Responsible tourism: West Sussex farmstay B&B, England
The barn itself is a Grade II listed 17th century Sussex barn and there was very little that we wanted to do to it regarding the way it looked. We didnít change anything on the outside of the building other than a few windows, and replaced the barn doors with glass ones. We began by restoring the barn and then we renovated the inside. We kept everything from the building in storage so that it could be re-used at a later date if needed. For instance the roof was coming off, so we had to replace many of the tiles, and re-used the ones we had in storage.
Our intention is to make the barn entirely self-sufficient. Currently the whole building is heated with under floor heating that comes from a ground source heat pump; this also heats all of the water at the barn. There are huge trenches dug in our fields about a meter down, with big tubes containing a mixture of brine and water. The tubes extract heat from the ground, even when it is cold, and this goes through a pump that converts it into the under floor heating and hot water, with the use of electricity. For every 1kw of electricity used by the pump, we get out 4kw. We are hoping to install a solar PV system so that the 1kw of electricity needed for the conversion is coming from the sun, making the whole process completely self-sufficient. We were also very aware that a building needs to be very well insulated for under floor heating to be effective, and since we started the renovation from scratch we were able to include this into our design.
Being on a farm in the middle of the countryside we have wildlife everywhere; rabbits, badgers, deer, foxes and birds. We have a resident owl that is often sitting on the gatepost when we arrive home; it doesnít fly away, merely looks at us wondering what we are doing here. It was once spotted by some guests in the middle of the driveway just sitting there. There are more birds out in the land and on the lakes and ponds youíll find ducks, geese and moor hens. The wildlife here lives in harmony with us and we donít do anything to deter it. We also have provided bat boxes around the farm.
We provide breakfast and have a dining room serving 4 course dinners, as well as selling our organic meat; almost entirely all of the ingredients are produced on site. We have our own hens for eggs and rear organic beef, pork and lamb; weíve even got our own butcher. The orchards provide fruit, as do the hedgerows where it grows naturally. We grow vegetables on our land and anything extra we need we source from the local area.
Where we are situated at the top of the South Downs National Park feels very remote, but we are only 2 miles from the centre of Haslemere and just under an hour from London by train. However, public transport here is not great so you can either go to Haslemere station and jump in a taxi, or arrive by car and bring your bikes.
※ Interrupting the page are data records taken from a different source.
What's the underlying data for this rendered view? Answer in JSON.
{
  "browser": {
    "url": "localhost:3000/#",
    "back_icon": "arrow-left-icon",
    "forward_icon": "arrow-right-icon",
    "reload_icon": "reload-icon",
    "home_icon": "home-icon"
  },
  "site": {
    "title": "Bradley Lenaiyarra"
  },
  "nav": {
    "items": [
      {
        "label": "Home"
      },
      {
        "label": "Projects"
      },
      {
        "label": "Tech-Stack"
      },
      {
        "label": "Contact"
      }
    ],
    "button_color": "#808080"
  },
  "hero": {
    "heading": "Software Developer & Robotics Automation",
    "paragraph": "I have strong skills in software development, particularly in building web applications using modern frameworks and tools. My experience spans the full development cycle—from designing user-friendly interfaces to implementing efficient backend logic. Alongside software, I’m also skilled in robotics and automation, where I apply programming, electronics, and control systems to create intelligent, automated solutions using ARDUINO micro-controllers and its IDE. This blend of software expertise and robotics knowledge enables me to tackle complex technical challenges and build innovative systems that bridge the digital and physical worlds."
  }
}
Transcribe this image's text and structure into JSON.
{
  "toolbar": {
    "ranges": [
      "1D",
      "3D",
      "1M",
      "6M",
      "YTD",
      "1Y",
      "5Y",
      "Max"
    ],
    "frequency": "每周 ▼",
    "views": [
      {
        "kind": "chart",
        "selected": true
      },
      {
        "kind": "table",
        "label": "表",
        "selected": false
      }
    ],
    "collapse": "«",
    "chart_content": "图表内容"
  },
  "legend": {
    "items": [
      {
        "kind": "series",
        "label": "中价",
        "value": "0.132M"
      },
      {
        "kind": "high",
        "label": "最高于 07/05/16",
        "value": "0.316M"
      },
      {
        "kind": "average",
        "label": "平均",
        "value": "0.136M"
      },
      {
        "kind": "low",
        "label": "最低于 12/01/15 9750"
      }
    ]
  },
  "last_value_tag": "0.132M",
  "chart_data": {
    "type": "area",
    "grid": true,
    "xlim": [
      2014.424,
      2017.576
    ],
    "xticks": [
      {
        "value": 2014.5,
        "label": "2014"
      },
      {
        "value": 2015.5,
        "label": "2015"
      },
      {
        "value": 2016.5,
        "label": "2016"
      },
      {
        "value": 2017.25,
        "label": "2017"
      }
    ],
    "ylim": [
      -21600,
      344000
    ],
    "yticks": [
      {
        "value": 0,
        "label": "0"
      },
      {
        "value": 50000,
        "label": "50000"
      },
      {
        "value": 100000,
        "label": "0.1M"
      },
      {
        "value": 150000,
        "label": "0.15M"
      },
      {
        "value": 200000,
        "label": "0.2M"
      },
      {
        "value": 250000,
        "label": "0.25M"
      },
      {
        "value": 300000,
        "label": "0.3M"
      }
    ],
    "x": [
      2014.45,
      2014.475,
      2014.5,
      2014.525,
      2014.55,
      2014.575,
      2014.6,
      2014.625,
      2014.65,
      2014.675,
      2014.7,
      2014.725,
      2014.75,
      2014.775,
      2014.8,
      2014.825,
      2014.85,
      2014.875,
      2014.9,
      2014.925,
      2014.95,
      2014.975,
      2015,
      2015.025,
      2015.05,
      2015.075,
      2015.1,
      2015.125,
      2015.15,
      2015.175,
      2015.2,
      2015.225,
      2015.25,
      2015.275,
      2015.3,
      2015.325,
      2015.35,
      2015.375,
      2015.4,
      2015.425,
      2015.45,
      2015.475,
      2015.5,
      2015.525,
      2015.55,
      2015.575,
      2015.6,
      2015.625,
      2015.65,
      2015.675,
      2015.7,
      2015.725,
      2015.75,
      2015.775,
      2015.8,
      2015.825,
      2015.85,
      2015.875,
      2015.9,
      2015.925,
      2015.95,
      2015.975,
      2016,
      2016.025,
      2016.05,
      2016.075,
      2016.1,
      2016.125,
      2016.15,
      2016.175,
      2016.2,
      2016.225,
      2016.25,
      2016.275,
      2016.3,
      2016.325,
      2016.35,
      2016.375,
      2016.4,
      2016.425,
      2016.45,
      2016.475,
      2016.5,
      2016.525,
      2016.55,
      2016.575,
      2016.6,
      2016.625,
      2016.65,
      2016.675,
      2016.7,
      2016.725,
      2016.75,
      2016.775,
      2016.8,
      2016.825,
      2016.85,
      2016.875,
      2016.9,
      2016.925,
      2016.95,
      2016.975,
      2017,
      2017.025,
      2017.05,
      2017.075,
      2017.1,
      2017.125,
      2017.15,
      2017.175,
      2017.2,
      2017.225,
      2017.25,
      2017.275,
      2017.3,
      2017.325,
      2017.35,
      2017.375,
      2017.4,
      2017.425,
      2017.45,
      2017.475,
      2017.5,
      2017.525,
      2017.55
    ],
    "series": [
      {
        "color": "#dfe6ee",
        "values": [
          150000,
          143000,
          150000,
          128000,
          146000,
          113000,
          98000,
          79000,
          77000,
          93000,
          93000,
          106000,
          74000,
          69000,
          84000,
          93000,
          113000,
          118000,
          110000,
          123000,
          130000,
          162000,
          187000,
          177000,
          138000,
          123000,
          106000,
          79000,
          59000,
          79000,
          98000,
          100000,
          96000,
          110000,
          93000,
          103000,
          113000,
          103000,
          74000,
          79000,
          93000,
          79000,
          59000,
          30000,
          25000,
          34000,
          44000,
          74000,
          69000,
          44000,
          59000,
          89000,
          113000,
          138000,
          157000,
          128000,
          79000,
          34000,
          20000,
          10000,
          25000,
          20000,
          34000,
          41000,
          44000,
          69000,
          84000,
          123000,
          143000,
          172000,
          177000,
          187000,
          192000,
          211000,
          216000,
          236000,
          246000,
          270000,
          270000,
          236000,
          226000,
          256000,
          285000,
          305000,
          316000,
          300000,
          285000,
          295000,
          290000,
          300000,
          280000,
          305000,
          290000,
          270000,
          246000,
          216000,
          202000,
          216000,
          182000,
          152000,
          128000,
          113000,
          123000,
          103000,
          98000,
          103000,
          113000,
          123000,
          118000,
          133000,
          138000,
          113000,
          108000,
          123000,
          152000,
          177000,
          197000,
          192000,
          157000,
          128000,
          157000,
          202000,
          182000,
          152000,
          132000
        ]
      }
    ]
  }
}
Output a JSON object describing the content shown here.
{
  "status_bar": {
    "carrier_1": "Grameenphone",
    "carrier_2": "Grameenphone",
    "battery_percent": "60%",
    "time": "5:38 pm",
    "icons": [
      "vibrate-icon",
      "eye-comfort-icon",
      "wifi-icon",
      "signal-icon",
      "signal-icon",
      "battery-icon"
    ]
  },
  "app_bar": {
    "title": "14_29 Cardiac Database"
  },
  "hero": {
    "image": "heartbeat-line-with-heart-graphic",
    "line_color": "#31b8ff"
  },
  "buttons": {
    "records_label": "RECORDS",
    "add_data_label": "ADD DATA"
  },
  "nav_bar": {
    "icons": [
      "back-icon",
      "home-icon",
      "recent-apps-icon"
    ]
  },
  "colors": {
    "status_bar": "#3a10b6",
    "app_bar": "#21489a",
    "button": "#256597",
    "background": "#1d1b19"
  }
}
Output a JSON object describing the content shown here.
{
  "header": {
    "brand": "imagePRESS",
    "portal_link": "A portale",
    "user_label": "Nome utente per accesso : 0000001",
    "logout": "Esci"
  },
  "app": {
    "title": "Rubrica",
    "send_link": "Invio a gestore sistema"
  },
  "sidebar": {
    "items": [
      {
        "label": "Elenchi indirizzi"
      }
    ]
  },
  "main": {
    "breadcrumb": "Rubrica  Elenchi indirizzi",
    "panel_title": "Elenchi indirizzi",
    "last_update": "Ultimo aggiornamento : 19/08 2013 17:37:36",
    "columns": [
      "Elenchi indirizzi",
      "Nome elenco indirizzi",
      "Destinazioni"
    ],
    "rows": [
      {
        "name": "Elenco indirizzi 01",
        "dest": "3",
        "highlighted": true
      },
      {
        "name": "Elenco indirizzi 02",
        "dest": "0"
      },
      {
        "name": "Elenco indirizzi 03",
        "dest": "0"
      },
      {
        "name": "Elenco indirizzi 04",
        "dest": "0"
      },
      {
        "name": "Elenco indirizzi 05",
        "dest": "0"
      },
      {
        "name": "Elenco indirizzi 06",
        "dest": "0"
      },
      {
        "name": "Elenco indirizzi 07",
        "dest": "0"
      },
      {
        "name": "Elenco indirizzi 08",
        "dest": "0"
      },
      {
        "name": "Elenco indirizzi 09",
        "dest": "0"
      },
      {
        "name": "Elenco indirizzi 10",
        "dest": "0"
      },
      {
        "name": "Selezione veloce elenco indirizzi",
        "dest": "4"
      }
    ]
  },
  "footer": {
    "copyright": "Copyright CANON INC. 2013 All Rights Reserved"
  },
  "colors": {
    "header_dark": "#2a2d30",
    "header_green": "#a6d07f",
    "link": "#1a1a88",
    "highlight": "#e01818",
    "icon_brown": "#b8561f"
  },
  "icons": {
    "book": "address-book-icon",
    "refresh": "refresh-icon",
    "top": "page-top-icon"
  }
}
One of the ways we are linked to the local community is via a Haslemere community group whom we have donated some of our land to. They have used this plot for market garden production to grow their vegetables; almost like a private allotment. In return for the land, we get given some of the produce, which is what we use for ingredients in our meals.
The local primary school has also been a great link to the community for us. As a school they are very interested in the great outdoors and what it has to offer. The children are often out on the common looking at wildlife and they grow their own vegetables. We are involved with them in a number of ways, from donating pumpkin and potato seeds for them to grow, to brining them to the farm at various points during the year to see how the animals develop over the seasons. They already have a lot of knowledge and it is great to be able to show them how an organic farm works.
Local fundraising events and charities often ask us for one off donations of prizes or sponsorship, to which we oblige. At the moment a gentleman is raising money for Chase Hospice by living solely off the land for a whole month. We are providing our woods as the land for his month long challenge and sponsoring him as well.
Being on the Sussex and Surrey boarder and just a few miles from Hampshire means there are three counties to explore. In this area there are 3 or 4 excellent pubs within a 20 minutes drive that we would recommend and can point you in the right direction of. Then you can venture out into landscape and visit Cowdray Park in Midhurst or Goodwood Racecourse for racing, polo or a wealth of other activities. Estates and gardens abound in all three of the counties as well; Petworth House and Park, Arundel Castle, The Weald and Downland Museum, Ramster Garden and many more are there for wonderful day trips.
There are beautiful trails out across the farm; you can walk on the flat and past the lakes, or a minute from the farm gate is a footpath that will take you up to Blackdown. Blackdown is the highest hill in Susex; it was one of the first pieces of land to be given to the National Trust and is covered in purple heather, wavy grass and pine trees. The views from the top are truly magnificent; you can see all three counties in a 360į panorama. From there you can walk for miles in all directions through unspoilt land. There are footpaths everywhere that all link up with each other and we have walking maps that guests can use to find their way. We also have lots of woodland on our land, covered in beautiful bluebells that is perfect for a lovely walk as well.
As you drive up the driveway into the farm, just up the hill overlooking the land is Lord Tennysonís house; he was one of the great British poets during the Victorian times. It is a truly lovely stone building that gets bathed in the morning sun and looks quite remarkable. Supposedly he came to visit the area rather a lot and liked it so much he decided to build himself a holiday home here. Later this became his main residence, and there is a statue of him in the garden.